As Topsmead evolved over the years, the buildings were an integral part of its operation. Today several remain while many are now gone. Some were built to meet specific needs; others were acquired along with property purchased. This month is the second of three reflections on this topic. I’ll describe most of Topsmead’s structures so you can get a better sense of what the estate was like during the time Miss Edith lived there.

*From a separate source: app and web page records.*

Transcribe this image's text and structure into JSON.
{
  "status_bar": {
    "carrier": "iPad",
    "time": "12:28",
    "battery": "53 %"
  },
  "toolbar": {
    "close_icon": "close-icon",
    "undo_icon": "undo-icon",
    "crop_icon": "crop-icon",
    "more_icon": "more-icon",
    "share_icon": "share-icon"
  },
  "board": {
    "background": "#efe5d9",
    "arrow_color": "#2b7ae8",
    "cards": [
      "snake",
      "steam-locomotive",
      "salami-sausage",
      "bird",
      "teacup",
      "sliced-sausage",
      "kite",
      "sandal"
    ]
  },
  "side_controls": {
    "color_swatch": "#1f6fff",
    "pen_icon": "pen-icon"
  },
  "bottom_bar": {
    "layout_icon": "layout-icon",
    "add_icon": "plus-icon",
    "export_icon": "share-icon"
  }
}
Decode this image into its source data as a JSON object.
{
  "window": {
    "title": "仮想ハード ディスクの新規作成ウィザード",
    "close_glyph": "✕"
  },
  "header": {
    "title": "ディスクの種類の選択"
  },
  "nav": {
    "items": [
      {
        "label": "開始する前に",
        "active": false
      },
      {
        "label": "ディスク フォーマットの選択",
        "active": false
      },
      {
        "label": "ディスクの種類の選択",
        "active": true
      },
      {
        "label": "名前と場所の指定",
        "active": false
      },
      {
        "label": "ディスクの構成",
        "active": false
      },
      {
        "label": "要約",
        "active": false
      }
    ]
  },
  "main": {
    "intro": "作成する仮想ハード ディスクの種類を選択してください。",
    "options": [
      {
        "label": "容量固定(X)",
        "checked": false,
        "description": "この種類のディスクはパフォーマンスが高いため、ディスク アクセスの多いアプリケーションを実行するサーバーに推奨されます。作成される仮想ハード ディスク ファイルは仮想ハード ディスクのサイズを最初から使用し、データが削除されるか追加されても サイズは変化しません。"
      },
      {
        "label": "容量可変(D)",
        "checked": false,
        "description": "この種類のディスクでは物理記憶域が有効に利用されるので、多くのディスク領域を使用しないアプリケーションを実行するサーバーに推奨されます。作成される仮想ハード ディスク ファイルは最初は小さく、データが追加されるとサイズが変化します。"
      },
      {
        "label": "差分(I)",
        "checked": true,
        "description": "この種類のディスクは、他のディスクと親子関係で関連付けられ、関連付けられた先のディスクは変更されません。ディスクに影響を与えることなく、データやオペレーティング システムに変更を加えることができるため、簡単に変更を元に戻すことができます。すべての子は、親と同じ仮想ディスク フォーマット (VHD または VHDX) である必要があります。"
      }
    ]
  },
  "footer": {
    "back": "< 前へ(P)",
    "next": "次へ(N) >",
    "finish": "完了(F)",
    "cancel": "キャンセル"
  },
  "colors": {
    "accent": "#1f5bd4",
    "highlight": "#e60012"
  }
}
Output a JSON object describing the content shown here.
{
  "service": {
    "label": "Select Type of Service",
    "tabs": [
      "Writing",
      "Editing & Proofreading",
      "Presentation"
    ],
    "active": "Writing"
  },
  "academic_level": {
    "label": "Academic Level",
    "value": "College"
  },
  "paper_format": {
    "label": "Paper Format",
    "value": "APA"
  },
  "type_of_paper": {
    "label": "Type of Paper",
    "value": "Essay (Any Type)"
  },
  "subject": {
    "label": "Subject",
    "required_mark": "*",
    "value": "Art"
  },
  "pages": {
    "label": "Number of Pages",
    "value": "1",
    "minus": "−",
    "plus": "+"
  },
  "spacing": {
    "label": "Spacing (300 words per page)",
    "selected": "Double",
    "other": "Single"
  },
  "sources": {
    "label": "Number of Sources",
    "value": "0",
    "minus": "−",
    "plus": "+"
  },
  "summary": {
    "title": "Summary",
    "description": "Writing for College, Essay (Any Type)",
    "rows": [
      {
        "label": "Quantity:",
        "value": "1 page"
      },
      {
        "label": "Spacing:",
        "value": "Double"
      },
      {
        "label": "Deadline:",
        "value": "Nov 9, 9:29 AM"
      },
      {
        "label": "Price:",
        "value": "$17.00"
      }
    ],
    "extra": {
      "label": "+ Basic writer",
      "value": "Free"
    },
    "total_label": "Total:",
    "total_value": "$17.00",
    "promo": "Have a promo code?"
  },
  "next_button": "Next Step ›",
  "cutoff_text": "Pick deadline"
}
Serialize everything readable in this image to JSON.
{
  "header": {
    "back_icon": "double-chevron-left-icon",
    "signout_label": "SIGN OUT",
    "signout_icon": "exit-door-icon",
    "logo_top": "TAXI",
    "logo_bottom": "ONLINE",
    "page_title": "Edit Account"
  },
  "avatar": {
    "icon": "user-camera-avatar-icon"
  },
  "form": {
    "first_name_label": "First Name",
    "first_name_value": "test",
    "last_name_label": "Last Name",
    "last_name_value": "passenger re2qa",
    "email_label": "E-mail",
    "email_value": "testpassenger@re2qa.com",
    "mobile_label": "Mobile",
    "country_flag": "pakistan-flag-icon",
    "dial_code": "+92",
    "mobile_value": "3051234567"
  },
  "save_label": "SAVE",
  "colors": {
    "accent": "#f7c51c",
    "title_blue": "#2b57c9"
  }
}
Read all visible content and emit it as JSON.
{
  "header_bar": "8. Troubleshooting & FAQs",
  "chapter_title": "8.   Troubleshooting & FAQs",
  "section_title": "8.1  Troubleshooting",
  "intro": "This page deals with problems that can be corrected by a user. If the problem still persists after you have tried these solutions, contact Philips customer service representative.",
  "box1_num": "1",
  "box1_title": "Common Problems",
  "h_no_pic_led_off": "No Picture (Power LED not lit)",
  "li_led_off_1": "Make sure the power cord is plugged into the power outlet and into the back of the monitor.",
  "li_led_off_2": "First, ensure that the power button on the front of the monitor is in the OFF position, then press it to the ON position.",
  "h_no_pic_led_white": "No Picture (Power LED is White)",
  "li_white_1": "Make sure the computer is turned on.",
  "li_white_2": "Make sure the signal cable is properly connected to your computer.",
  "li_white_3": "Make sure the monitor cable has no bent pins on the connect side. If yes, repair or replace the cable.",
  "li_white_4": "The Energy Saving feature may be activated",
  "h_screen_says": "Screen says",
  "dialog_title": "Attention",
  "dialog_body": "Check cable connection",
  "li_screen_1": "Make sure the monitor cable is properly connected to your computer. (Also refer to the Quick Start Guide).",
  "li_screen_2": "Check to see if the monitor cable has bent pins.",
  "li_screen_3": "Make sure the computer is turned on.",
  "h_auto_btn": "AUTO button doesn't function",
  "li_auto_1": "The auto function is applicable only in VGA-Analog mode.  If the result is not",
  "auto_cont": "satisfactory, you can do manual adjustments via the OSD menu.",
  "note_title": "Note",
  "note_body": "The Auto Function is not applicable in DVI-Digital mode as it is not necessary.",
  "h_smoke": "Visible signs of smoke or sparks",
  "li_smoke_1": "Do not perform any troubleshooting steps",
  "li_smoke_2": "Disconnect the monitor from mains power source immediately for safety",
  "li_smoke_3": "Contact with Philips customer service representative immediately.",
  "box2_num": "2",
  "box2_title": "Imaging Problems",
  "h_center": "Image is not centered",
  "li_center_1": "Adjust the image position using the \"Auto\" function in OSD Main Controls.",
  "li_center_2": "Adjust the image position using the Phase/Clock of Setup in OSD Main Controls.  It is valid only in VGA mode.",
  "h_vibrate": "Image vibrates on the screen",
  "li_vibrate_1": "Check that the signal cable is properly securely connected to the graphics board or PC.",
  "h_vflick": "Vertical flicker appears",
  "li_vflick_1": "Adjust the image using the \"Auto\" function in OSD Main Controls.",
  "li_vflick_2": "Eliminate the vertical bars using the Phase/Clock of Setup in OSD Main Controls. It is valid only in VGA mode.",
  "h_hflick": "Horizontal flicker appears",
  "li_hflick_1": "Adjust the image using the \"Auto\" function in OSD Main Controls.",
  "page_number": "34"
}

In August of 1928, Miss Edith purchased the Buell farm, (about 46 acres) from George Buell. At that time I believe there were the horse barn and the cow barn, plus two houses, the farmhouse (which stands today across from the current parking lot) and the cottage, (relocated across Buell Road) across the driveway from it. I don’t know if there were any other buildings there at that time. Miss Edith began refurbishing the cow and horse barn immediately. The farmhouse became the home for the manager of Topsmead Farm. Extensive improvements were made in 1935 when the dairy was added to the south side of the house and an enclosed porch to the west side. The cottage across the driveway became the home of gardener, Decimo Simoncelli and his wife Marion until the early 1940’s. It was then rented to the Abrahamson family from November 1942 until about April 1951. After that, it became the maid’s cottage as there was no longer enough room for them in the front section of the farmhouse.
There were two other buildings at the farm, the oil shed, and the big equipment shed I don’t know when they were constructed, but they were there when we were children. The oil shed was next to (left of), the three-car garage which was built in 1929 to house Miss Edith’s personal automobiles. In the front section was a modified Ford Model A which was converted to a road roller, used to smooth out the dirt roads. The rear end of the car was converted to a concrete steel drum driven by a chain drive. The rear end of the oil shed housed all of Dad’s lubricants and parts for maintaining the equipment at the farm. The big equipment shed was opposite the cow barn and housed the big 2 1/2 ton, dump truck; the Clevetrack tractor; the sprayer; the Fordson tractor; a plow and harrow; snow plows, and the smaller truck.
In 1932, a maintenance shed was built to the east of the horse barn. It was used to store all the hand tools and small equipment such as lawnmowers, roadside trimmers, etc. needed to repair or maintain buildings, equipment, or grounds.
In 1934, our house was built around the three-car garage. It was designed by Fred Webster and was meant for summer use only, having no cellar, or central heat. It had a crawl space for a basement and a combination oil cooking and heating stove in the kitchen, a fireplace in the living room, and an oil stove in the upstairs hall. All of these buildings still exist. The Topsmead Unit DEEP supervisor currently uses the living room in our house as his office.
In 1943 a chicken coop, designed by Fred Webster, was built to the south of the cow barn. It contained two sections. One housed the newest chicks, the other, the one-year-old chickens.
In 1944 a new pig enclosure and farm incinerator were built across the road from the barns and shed, keeping any scents away from the farm proper.
In 1945, a turkey enclosure was built to the south and east of the maintenance shed. It housed about 25 turkeys each year thereafter.
In 1953, a small sheep shed was built.
Then in 1954, the picnic shed was moved from Terryplace to the field behind our house.
In 1958 this was replaced by a new shed added on to the south side of the equipment shed, and the tractor road had to be shifted slightly southward to accommodate it.
Finally, in 1956, a small coop was built to the west of the chicken coop to house a few doves which were to be raised for squab. This adventure only lasted a short while. This was the last building added to the farm complex. All the small animal sheds etc. are no longer there.